Kids Night Out! featuring The Wiz!, directed by Sidney Lumet, 134 min., 1978, USA
“Adventures of Booga and Mommy”, Episode 1, directed by Jermaine Smith, 3 min, USA
Starring Diana Ross, Michael Jackson, Nipsey Russell, Ted Ross, Mabel King, Lena Horne, Richard Pryor and many others The Wiz is a musical retelling of L. Frank Baum’s children’s novel The Wonderful Wizard of Oz (1900) in the context of contemporary African-American culture. The Wiz will be preceded by the short film “Adventures of Booga and Mommy.”
This Kids’ Night Out program will also offer fun and giveaways provided by East River Plaza.
I was recently able to get data on the homeless shelter populations by community board. Looking at the big picture (at the borough level) it is clear that one borough is not pulling its fair share:
As many political observers have noted, Staten Island scares the bejeezus out of elected officials who are loathe to rile them up. (Recall that during the discussion regarding De Blasio’s plan to replace Rikers Jail with smaller, borough-based jails, Staten Island was somehow allowed to be the only borough that would not get a new jail.)
The powerful, conservative voting block/s on Staten Island, and the politicians on the Island and at City Hall who cater to them, shield that borough from pulling its fair share.
Even when you account for borough population, the per capita percentage of people in homeless shelters displays Staten Island’s unfair participation in addressing the homeless crisis.
Washburn Wire Factory
After last week’s post on the East River Plaza and the Washburn Wire Factory that it replaced, a reader forwarded this great look at the postindustrial ruin that was the Wire Factory. It’s well worth a read:
Most Harlem residents have visited East River Plaza (Target, Costco, Aldi, etc.) at 117th street and Harlem River Drive at least once over the years.
The site – owned by Brookfield Properties – was once a wire factory that made springs, musical wires (think pianos), and industrial and commercial wires of every sort.
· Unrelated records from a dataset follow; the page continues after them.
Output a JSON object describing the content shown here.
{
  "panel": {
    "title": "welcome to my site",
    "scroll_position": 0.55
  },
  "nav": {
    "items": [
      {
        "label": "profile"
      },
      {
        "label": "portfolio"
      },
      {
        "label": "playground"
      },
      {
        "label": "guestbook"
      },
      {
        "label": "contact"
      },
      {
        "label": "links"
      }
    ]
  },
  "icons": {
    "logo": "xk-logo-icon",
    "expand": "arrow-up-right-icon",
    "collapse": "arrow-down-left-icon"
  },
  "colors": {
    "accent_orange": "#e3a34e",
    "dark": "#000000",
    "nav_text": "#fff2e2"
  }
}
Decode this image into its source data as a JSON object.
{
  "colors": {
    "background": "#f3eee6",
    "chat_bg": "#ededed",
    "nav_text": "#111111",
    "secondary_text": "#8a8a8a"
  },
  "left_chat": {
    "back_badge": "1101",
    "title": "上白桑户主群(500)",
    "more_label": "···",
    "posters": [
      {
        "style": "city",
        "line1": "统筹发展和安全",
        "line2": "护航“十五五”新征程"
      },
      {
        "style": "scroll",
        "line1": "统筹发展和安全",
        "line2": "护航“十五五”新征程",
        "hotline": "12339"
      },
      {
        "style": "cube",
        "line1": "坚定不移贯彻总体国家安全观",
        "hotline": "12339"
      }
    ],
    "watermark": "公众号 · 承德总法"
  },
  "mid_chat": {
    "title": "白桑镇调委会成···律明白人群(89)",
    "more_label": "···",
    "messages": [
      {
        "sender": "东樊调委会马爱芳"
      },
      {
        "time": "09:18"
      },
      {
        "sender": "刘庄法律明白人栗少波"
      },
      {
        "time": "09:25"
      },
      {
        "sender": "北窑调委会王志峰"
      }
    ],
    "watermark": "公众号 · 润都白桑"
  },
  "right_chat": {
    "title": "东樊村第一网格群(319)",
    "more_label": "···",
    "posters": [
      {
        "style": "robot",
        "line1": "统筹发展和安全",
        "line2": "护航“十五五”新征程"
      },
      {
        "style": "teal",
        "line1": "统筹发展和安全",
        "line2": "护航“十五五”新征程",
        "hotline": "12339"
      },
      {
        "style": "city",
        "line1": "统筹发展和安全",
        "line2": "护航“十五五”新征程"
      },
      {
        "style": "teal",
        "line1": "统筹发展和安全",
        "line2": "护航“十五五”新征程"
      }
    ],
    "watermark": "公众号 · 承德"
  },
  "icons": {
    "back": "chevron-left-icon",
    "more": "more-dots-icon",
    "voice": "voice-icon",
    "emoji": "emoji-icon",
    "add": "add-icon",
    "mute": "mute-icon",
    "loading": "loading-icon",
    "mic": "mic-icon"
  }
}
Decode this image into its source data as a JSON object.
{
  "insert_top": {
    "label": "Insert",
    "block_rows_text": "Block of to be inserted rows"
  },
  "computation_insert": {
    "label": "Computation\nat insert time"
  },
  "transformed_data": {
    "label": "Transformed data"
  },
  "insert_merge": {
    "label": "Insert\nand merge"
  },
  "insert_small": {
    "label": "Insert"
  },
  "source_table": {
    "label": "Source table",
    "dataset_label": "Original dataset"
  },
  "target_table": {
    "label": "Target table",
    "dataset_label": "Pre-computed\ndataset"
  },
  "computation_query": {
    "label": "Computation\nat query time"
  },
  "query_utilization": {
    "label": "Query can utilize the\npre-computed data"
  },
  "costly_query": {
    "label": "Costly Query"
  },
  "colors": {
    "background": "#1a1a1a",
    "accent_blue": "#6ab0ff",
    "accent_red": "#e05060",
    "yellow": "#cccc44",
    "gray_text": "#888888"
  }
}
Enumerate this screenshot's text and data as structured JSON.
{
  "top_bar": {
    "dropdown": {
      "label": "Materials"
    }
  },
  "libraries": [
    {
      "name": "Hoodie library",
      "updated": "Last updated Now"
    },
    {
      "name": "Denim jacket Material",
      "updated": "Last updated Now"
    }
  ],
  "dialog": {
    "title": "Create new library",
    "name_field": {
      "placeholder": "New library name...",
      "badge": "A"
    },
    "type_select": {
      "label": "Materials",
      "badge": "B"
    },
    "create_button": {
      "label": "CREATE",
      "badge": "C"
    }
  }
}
I recently came across an item for sale, clipped from a vintage newspaper, that not only showed the huge number of wire products produced, but also the factory itself.
Note that the factory was directly on the water, and a sailing ship was docked at the factory (no Harlem River Drive), showing that the factory was located there precisely for water transportation of supplies and the finished wire products.
For many drivers on the Harlem River Drive, the factory was a landmark until it was razed for the shopping complex.